formed of the first division of troops from Hesse-Cassel and Waldeck under
Lieutenant-General von Heister. They arrived at Sandy Hook, New Jersey
on August 15, 1776 and were landed on Staten Island. This regiment
first saw action at Long Island on August 27, 1776. In the next few
months they fought at Chatterton's Hill on the 28th of October and on the
next day at White Plains, and again on the 15th of November at the capture
of Fort Washington. When the British and Hessian forces were sent
into winter quarters, Colonel von Rall was given command of the troops
at Trenton. He had the Fusileer Regiments von Lossberg and von Knyphausen
as well as his own grenadiers.

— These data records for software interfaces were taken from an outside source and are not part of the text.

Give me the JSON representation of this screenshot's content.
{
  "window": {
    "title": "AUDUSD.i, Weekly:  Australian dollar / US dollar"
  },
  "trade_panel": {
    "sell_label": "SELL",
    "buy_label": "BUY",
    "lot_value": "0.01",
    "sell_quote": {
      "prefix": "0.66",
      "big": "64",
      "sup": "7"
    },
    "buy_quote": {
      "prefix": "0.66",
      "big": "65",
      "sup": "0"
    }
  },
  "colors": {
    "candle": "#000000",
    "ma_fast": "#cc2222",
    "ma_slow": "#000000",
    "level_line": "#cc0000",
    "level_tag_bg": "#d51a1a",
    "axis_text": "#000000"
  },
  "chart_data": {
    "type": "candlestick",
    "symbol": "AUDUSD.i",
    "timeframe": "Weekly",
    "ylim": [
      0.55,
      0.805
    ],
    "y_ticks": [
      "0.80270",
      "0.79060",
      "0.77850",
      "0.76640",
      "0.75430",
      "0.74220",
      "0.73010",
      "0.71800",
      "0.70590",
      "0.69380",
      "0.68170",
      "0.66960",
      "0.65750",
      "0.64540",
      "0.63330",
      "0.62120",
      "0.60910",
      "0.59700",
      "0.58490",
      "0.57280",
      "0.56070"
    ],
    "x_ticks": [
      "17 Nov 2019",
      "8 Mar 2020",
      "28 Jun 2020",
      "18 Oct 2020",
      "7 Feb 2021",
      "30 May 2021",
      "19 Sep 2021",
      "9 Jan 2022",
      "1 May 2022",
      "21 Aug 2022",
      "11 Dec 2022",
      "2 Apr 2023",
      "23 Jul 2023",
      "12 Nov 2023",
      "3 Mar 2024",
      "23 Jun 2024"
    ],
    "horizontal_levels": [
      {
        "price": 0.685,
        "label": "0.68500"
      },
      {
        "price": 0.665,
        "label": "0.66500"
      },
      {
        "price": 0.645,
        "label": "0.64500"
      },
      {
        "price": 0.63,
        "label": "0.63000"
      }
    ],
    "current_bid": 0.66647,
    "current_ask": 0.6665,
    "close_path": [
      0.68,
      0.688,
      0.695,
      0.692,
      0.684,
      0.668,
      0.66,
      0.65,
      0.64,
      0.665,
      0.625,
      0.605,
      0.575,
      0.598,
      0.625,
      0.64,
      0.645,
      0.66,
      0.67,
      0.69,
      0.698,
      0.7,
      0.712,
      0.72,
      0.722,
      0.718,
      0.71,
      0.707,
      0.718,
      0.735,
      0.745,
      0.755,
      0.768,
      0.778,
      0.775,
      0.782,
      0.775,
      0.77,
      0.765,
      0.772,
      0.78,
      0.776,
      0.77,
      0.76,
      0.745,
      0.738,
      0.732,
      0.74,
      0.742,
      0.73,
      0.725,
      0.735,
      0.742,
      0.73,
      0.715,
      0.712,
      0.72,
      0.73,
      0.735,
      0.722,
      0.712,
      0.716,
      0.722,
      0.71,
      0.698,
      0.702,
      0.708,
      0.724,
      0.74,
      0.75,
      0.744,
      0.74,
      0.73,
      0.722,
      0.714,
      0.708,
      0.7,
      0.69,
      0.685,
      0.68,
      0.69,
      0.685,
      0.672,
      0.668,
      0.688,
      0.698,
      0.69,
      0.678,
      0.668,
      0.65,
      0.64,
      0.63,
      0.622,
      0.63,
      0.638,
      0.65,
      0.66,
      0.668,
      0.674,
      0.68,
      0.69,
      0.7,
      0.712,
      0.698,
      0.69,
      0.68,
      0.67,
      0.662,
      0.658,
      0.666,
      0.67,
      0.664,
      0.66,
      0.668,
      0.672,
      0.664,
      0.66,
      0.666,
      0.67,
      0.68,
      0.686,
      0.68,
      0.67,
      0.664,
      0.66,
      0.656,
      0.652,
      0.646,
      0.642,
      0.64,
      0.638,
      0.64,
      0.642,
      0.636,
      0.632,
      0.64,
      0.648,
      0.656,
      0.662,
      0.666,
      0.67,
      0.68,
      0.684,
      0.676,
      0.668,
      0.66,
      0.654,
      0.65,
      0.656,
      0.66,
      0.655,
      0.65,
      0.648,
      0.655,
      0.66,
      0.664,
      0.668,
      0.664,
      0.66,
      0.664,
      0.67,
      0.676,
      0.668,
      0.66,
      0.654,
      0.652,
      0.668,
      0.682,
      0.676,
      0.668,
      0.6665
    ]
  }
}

In General Washington's attack on
Trenton, on December 26, 1776, the Hessians lost 22 killed and 948 taken
prisoner. Approximately 500 men escaped from the city and were used
to form a combined battalion of foot.
The Brunswick troops were sent
to Quebec to serve under Major General John Burgoyne. They arrived
in September of 1776 and were used to reinforce the British forces during
the winter. Both Lefferts and Lawson comment upon the poor quality
of the uniforms of the Brunswickers. It was necessary to supply the
men with long overalls and blanket coats to protect them against the cold.
Sprecht was given the command of the First Brigade, under Major-General
Baron von Riedesel, consisting of the regiments von Riedesel, von Sprecht
and von Rhetz.
All three regiments wore blue
coats with facings and cuffs of a contrasting color; yellow for Riedesel,
red for Sprecht and white for Rhetz. These troops took an active
part in the Battles at Freeman's Farm on the 19th of September and on the
7th of October. They formed a part of the forces which surrendered
to General Horatio Gates on October 17, 1777.
The Jager Corps was one of the
outstanding units that fought against the Americans during the war.
These green clad soldiers all were active men used to an outdoor life in
the woods. They were armed with the short, heavy bore German rifle
that were the original idea for our long rifles. These men were highly
regarded and served in many of the battles. A small force served
at Trenton under von Rall, but the majority escaped to reform their forces.
[REFERENCES: The War of the
Revolution. Christopher Ward. A History of the Uniforms of
the British Army. Vol. III. H. C. C. P. Lawson. Uniforms
of the American, British, French and German Armies. . . Charles